§ YOUR ASSIGNMENT:
Return the lines of the data below in which the string "controllers" occurs.

......

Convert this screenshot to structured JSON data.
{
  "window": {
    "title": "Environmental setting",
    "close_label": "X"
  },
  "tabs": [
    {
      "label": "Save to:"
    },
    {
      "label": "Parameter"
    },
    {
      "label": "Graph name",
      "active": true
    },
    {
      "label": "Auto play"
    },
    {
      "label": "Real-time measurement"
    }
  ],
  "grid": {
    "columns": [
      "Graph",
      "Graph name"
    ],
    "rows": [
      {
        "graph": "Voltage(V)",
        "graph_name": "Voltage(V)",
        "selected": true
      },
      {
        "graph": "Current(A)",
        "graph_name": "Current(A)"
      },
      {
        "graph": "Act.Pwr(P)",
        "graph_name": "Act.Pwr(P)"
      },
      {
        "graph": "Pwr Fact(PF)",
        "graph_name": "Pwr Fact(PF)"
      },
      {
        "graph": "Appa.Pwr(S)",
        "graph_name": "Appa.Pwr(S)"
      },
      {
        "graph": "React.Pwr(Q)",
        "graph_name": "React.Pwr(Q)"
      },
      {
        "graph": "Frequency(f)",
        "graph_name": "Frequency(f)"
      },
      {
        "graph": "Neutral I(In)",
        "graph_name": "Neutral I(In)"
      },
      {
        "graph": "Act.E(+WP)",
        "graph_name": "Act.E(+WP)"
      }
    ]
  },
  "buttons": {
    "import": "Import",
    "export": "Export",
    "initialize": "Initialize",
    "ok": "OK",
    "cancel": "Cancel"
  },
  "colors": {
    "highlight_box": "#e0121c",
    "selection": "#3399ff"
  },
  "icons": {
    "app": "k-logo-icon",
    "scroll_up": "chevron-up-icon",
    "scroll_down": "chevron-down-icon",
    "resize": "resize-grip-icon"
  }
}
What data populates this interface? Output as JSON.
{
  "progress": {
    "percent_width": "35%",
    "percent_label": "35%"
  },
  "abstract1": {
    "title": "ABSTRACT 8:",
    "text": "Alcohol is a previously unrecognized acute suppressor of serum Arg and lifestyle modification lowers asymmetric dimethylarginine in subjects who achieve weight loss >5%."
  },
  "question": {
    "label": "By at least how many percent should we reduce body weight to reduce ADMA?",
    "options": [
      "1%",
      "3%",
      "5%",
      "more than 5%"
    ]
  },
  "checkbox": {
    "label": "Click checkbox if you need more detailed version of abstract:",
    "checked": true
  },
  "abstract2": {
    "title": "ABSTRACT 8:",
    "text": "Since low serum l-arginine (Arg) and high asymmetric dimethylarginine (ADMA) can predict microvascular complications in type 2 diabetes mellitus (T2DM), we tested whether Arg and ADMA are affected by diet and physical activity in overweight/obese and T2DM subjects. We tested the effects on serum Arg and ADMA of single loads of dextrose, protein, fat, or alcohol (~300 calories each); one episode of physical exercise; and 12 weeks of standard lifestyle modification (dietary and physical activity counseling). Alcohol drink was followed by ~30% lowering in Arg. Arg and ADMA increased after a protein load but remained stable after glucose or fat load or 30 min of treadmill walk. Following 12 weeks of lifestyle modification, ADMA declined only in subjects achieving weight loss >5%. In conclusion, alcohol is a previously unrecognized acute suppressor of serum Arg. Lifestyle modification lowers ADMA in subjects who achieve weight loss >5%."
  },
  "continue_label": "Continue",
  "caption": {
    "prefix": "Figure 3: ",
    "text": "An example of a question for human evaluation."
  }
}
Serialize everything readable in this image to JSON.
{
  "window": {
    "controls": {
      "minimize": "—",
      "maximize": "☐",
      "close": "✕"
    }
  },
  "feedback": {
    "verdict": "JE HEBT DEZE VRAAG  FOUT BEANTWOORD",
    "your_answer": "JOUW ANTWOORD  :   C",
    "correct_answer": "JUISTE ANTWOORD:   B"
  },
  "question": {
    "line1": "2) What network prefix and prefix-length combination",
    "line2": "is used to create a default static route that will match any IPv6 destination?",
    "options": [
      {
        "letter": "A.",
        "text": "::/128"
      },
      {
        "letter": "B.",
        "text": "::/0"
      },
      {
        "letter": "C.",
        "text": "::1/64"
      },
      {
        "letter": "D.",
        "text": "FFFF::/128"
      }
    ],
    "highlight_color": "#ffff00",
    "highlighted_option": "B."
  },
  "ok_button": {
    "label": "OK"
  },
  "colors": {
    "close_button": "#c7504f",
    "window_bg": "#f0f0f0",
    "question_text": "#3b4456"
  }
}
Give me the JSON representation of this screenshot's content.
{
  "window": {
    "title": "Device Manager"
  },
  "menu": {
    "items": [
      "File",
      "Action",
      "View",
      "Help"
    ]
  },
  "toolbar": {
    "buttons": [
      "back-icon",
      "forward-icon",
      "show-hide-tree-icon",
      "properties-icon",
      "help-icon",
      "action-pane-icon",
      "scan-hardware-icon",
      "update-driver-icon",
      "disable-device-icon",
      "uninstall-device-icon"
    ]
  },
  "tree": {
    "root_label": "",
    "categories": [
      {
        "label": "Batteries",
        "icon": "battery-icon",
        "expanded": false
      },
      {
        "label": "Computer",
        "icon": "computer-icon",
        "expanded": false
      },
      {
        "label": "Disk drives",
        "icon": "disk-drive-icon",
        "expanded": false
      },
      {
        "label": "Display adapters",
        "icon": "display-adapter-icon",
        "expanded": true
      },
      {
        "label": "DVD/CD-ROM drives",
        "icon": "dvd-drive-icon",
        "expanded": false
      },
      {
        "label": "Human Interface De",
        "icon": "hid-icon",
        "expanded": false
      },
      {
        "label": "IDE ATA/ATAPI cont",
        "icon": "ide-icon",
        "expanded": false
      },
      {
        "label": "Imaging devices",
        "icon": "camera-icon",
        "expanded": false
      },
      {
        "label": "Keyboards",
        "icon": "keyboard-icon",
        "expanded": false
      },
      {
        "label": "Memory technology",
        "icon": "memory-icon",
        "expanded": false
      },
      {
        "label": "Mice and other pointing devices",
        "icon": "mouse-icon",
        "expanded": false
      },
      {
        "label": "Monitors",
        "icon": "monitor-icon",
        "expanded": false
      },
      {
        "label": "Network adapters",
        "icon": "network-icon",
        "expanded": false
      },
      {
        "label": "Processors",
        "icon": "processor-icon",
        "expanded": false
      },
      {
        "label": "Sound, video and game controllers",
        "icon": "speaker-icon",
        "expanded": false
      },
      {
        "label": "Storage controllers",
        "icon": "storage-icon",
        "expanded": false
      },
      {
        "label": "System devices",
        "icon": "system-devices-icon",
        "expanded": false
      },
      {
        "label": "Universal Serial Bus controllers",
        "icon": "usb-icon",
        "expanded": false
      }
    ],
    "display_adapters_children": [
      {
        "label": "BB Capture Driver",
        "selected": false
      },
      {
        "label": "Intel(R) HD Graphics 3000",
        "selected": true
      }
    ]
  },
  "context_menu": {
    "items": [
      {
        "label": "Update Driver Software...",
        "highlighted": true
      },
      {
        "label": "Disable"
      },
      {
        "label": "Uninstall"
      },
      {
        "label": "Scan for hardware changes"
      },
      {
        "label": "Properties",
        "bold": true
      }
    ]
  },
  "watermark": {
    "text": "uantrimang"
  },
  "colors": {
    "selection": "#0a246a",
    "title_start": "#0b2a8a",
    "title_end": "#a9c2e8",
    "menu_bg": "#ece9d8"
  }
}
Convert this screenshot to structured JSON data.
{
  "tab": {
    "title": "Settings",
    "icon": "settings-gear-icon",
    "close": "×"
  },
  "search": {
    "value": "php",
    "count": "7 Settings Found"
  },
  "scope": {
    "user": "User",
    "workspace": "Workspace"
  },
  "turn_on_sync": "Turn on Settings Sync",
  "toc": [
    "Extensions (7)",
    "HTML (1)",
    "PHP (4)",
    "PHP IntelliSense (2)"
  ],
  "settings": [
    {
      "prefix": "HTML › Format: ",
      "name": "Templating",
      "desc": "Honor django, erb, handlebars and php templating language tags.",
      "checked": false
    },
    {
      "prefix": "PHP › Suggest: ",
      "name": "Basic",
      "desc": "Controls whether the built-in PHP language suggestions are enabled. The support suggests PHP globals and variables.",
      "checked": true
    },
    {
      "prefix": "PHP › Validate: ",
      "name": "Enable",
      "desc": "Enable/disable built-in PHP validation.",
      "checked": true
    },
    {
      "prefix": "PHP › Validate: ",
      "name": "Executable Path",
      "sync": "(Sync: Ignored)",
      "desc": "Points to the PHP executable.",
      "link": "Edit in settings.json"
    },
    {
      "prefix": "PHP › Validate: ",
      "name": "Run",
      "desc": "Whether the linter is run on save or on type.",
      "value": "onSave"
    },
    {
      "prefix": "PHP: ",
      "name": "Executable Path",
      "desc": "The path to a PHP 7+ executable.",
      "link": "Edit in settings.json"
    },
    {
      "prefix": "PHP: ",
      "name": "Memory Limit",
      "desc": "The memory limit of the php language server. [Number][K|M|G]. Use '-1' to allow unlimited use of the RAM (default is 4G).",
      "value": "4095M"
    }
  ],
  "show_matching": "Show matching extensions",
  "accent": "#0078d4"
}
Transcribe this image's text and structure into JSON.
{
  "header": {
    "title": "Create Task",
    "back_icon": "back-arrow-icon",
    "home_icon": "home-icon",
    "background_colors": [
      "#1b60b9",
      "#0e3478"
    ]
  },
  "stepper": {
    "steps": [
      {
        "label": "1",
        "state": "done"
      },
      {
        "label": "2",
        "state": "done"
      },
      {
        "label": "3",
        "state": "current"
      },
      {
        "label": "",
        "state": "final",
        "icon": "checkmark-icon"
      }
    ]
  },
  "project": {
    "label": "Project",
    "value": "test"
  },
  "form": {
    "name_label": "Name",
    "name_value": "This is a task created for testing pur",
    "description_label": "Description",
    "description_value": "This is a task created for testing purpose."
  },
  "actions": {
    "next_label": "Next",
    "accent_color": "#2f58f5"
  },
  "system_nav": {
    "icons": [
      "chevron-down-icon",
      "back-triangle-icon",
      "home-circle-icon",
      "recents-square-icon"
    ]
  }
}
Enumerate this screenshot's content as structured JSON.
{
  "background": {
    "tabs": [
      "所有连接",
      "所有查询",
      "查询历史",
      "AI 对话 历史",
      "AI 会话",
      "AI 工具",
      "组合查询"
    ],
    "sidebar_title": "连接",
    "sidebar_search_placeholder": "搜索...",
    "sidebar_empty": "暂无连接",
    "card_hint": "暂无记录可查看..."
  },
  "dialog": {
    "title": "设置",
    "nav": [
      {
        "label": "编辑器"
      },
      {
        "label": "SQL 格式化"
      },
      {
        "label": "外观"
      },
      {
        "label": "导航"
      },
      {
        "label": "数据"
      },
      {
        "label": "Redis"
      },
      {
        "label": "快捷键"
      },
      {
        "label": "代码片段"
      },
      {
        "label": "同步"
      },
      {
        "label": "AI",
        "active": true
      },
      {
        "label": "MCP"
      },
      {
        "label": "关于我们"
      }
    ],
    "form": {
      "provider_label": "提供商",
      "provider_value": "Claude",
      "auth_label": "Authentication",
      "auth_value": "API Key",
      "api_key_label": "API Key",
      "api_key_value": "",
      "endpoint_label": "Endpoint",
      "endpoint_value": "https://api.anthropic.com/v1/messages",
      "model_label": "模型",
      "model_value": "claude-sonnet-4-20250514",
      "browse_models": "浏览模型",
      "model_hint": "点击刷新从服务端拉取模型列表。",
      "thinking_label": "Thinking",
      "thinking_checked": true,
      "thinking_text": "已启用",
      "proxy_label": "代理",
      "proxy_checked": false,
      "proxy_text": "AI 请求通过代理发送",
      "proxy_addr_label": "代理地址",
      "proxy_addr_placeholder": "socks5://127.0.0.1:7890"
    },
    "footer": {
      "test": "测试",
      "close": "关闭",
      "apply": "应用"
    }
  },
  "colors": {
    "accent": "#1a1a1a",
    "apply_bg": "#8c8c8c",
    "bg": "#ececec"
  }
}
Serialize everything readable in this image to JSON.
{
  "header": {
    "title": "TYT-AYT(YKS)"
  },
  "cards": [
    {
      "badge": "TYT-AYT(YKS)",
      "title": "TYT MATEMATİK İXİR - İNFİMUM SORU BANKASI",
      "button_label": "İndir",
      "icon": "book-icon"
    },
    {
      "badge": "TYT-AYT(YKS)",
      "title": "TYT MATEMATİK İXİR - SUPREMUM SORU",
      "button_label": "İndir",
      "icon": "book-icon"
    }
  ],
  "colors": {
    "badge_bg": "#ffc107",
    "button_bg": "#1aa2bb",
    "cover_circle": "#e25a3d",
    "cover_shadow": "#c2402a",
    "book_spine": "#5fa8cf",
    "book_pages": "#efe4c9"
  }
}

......

§ SOLUTION TO THE EXERCISE:
        "label": "Sound, video and game controllers",
        "label": "Storage controllers",
        "label": "Universal Serial Bus controllers",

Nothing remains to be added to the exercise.